Element data from apps and pages:
————————

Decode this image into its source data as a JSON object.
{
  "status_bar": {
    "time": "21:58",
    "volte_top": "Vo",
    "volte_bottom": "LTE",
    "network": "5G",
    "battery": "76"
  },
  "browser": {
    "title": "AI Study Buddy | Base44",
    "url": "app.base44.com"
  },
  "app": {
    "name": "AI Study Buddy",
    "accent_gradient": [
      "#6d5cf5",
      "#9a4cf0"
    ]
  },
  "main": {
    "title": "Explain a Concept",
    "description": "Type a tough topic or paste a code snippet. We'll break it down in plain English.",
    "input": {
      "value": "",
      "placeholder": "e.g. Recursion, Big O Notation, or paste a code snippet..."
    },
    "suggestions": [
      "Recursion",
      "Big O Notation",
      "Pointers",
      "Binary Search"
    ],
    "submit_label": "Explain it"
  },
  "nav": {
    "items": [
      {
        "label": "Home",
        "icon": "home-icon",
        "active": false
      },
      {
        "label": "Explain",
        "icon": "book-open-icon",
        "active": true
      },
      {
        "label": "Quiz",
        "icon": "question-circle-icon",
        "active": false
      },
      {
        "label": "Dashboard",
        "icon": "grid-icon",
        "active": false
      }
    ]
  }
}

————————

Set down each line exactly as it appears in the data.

> **Expected answer**
Decode this image into its source data as a JSON object.
{
  "status_bar": {
    "time": "21:58",
    "volte_top": "Vo",
    "volte_bottom": "LTE",
    "network": "5G",
    "battery": "76"
  },
  "browser": {
    "title": "AI Study Buddy | Base44",
    "url": "app.base44.com"
  },
  "app": {
    "name": "AI Study Buddy",
    "accent_gradient": [
      "#6d5cf5",
      "#9a4cf0"
    ]
  },
  "main": {
    "title": "Explain a Concept",
    "description": "Type a tough topic or paste a code snippet. We'll break it down in plain English.",
    "input": {
      "value": "",
      "placeholder": "e.g. Recursion, Big O Notation, or paste a code snippet..."
    },
    "suggestions": [
      "Recursion",
      "Big O Notation",
      "Pointers",
      "Binary Search"
    ],
    "submit_label": "Explain it"
  },
  "nav": {
    "items": [
      {
        "label": "Home",
        "icon": "home-icon",
        "active": false
      },
      {
        "label": "Explain",
        "icon": "book-open-icon",
        "active": true
      },
      {
        "label": "Quiz",
        "icon": "question-circle-icon",
        "active": false
      },
      {
        "label": "Dashboard",
        "icon": "grid-icon",
        "active": false
      }
    ]
  }
}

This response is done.